I thank my hon. and right hon. Friends on the Committee. I particularly thank my fellow shadow Ministers. It is a lot of work to be the Opposition on a Bill. I am sorry that my hon. Friend the Member for Plymouth, Moor View cannot be here, as she had to attend a family funeral. The passion that she brings on housing has enlivened our debate and I thank her for that. My hon. Friend the Member for Birmingham, Erdington has brought wisdom, historical knowledge and humour to our proceedings. I hope that all the Dog and Duck pubs in the country are grateful for all the mentions they have had. Members will be saddened to learn that I checked and found that we do not have a Dog and Duck in Salford. We have a Dog and Partridge pub in my constituency, however. That is the closest we will get, I think.
I also want to thank my right hon. Friend the Member for Greenwich and Woolwich, who has been delayed—I think he will miss this final sitting as well. He has the benefit of layers of experience of previous legislation, which I have found helpful. I thank him for his contributions. I thank all members of the Committee, particularly Labour Members, as they have brought to the Committee the wisdom and insight gained from experience. I feel that I know a lot more about Lewisham, Mitcham and Morden, Gateshead, Sunderland and Scunthorpe. The experience of Members—particularly in local government, housing and planning—has been valuable.

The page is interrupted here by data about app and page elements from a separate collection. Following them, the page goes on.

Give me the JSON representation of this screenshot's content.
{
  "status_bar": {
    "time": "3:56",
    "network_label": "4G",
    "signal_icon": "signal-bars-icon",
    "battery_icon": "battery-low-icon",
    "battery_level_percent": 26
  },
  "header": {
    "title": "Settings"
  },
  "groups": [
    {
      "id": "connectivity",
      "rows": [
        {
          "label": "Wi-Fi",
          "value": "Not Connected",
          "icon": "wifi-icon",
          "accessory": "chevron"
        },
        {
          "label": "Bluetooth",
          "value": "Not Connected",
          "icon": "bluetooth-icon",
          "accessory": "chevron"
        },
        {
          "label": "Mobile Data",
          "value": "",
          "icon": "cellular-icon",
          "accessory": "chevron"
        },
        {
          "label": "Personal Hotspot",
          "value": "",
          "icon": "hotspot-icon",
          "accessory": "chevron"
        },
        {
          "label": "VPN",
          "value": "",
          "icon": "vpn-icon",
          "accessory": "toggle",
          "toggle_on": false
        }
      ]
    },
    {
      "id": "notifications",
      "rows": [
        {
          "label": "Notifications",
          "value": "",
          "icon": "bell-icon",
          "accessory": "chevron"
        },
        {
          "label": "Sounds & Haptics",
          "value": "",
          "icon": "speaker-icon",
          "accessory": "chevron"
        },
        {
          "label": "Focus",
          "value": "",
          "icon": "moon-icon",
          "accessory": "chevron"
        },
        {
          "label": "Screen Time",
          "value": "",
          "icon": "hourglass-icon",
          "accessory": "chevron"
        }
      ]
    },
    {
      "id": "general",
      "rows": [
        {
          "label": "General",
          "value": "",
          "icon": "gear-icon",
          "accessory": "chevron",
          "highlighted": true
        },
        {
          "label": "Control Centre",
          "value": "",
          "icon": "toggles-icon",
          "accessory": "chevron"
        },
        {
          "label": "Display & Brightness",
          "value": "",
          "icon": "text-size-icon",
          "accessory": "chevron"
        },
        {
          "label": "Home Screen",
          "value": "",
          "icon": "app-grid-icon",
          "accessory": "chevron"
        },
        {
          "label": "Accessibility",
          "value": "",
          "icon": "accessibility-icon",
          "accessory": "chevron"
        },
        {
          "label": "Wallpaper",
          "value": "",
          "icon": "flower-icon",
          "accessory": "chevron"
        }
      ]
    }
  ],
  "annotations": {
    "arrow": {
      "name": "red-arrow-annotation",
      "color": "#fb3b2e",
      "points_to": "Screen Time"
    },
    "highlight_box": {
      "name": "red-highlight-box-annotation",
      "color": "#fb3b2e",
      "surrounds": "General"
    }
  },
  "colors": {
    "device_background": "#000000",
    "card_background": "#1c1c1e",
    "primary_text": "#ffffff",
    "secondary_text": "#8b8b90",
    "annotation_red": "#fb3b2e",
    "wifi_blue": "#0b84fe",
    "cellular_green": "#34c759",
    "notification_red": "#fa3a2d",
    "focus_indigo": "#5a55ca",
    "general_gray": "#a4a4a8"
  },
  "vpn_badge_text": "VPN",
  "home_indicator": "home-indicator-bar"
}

It is unusual to thank the Whips, is it not? I would particularly like to thank my hon. Friend the Member for Stalybridge and Hyde, who stepped in at the last minute. That is a good thing to do, and I thank him for his work and patience. To the hon. Member for North Herefordshire I say that we have reached where we said we would reach.
I hope that Ministers, who have been very pleasant to work with, get lots of time to do all the reflecting and thinking that they have promised to do. I look forward to returning to our consideration on Report, because we have a bit of work to do to finish the Bill.
David Amess (Southend West, Conservative)
Cynical observers might regard the words that we have just heard as flattery, soft soap or flannel, but I do not. I greatly appreciate all the kind remarks that have been made, and I know that Mr Bayley would appreciate them if he were here. For us both, it has been an absolute pleasure to chair the Committee, not least because of the way hon. Members have conducted themselves.
At all times, our proceedings, which have been well informed, have been conducted with good humour and, most importantly, without pomposity. Considering that most hon. Members had not served on a Committee before, or indeed were new to their posts as Ministers or shadow spokesmen, the way the business has been dealt with, in time, has been quite remarkable. At a time when parliamentarians sometimes feel that they are under siege, the Committee has set a high benchmark. That reflects great credit on the way this Parliament and this Committee have conducted themselves.
I would also like to thank the Doorkeepers—or Doorkeeper—for looking after us throughout our proceedings and when we have had Divisions. I would like to thank the Hansard Reporters for the way they have served the Committee. Although it is none of my business, I would like to thank the officials for the way they have gently moved to their seats as we have gone from clause to clause.
Most importantly, I would like to thank the Clerk to our Committee. Without her wise counsel, the Committee would not have functioned in the way it has. I want to pay particular thanks to her for her encouragement throughout proceedings that I was not losing the plot.